This 1935 Auburn cabriolet, driven by Ed Edwards, is a sleeping beauty. Its black cherry body and burgundy leather interior are accented with silver trim. A Lycoming straight-8 engine and manual 3-speed transmission provide the motive power, while a rare 2-speed rear axle gives the Auburn extra ummpf when needed. The builder guaranteed the cabriolet would do 100 mph, and it still can 73 years later. The owner found this rare classic in a museum in South Bend, Ind., not far from where it was built by the Auburn Motor Car Company in Auburn, Ind. And here's a tidbit: the Auburn Motor Car Company also manufactured two other American classics -- the Cord and the Duesenburg, better known as a Duzy. This car was modestly priced in 1935 at $1,361.
Here's a rare name from highways of the past. This 1940 LaSalle convertible coupe was the last of the line. They did not return after car makers resumed production following World War II. A black cherry exterior, tan top and tan interior give the LaSalle a classy look, while its flathead V-8 delivers 120 horsepower to a 3-speed column shift tranny. The decade of the 1930s brought changes for automobile design, as seen in this LaSalle. The rumble seat went away to be replaced by a exceptionally large trunk space. But this 2-door convertible does have a back seat, which is tucked behind the two folding front seats. The original price of this pre-war classic, which is driven by Fred Fraser, was $1,535.

That's all for today. I'll post the rest in the next couple days, include a slide show of all the pictures of the preparations and the parade.

Got anything to add?? Please leave a comment.

Wednesday, June 4, 2008

The really important things in life!

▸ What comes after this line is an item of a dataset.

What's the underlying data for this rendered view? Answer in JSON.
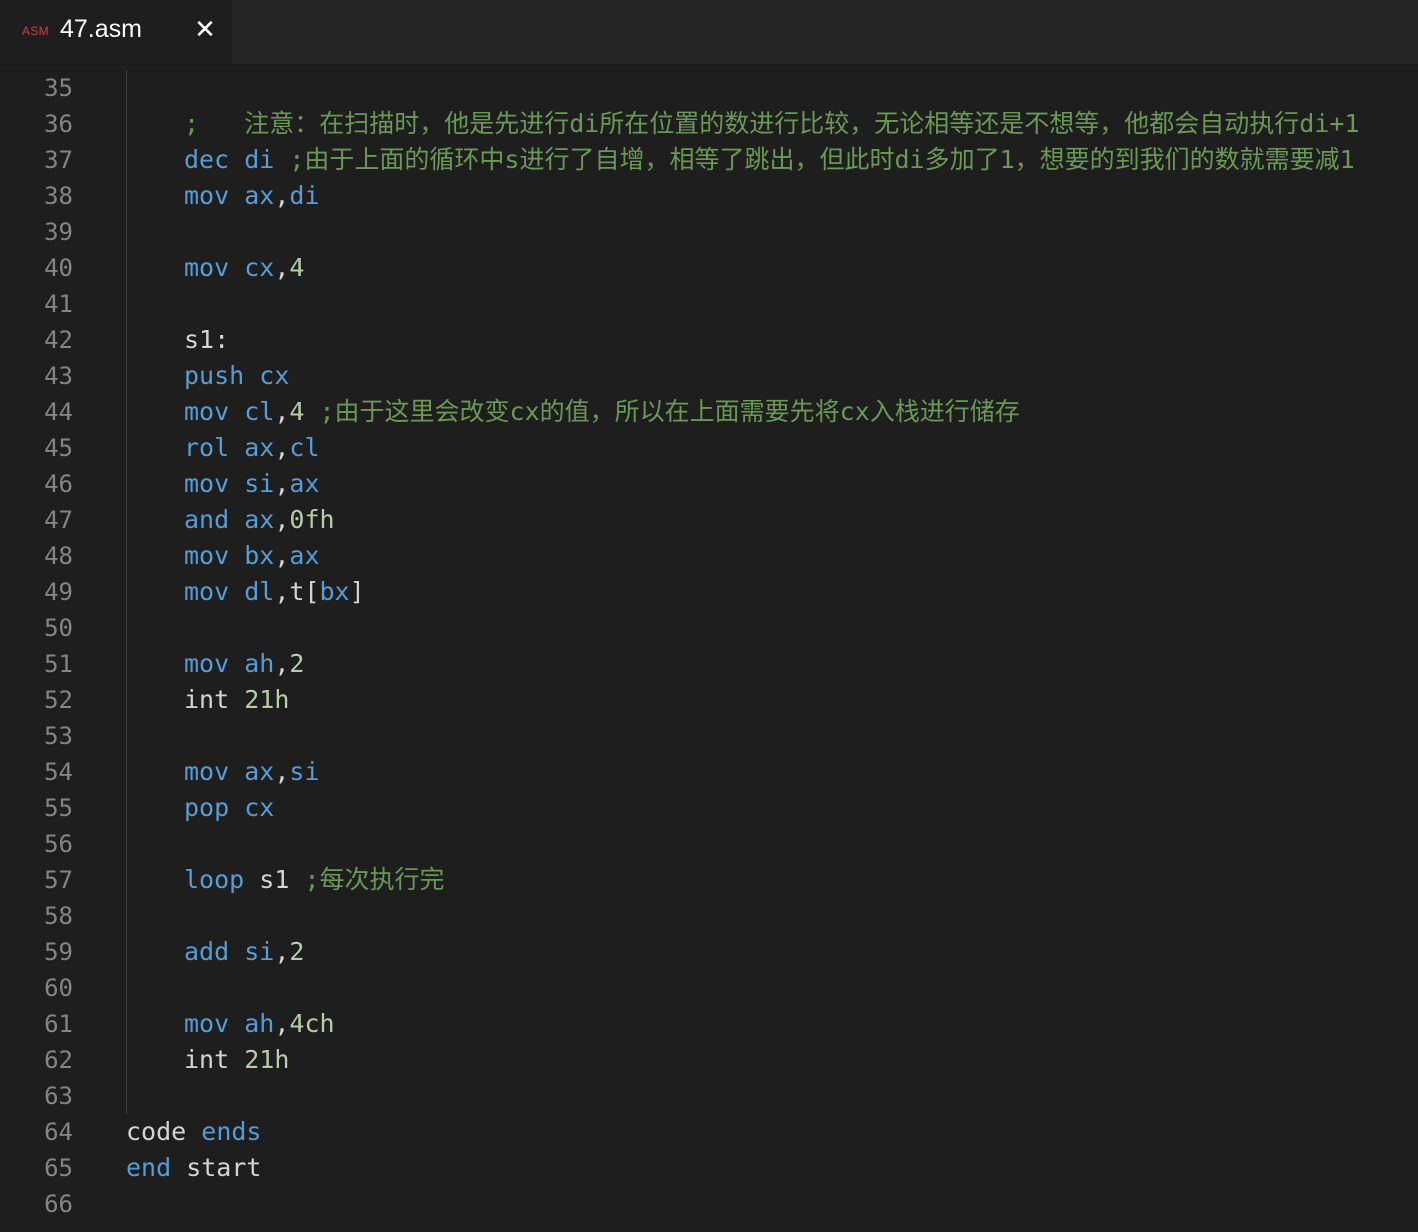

Have you ever been just sitting around thinking about the very important things like, Oh I don't know , things like how thankful you are that there "euphoniums" in the world? Then you are struck by the realization that you have no clue what the HECK a euphonium is.

Could this be a Euphonium? ...... No! ......But he could tell you a lot about one.

This is a Euphonium and our own Joe Kuhns plays one in the Columbia Basin Concert Band.Ask him about it, I'm sure he will tell all about it, and also about all the FREE concerts they preform.

Sunday, June 1, 2008

Wayne is at peace.

This is one update that I don't really like to post. We have lost another member! Wayne Shreve passed away this week of complications of congestive heart failure.
Wayne was a man who defied all the odds and was able to keep a joyful demeanor in spite of his medical problems.
He was proceeded in death by his younger brother Vernal, who we all knew and loved.
Our sympathies and prayers go out to both Shreve families in their time of sorrow.
I'm sure there is a "Junk Yard" in heaven and I am sure that Wayne and Vernal have both been there already scrounging for antiques and car parts.
they will both be missed very much.
Please contact Martha @ 509-582-7530 for details on the Funeral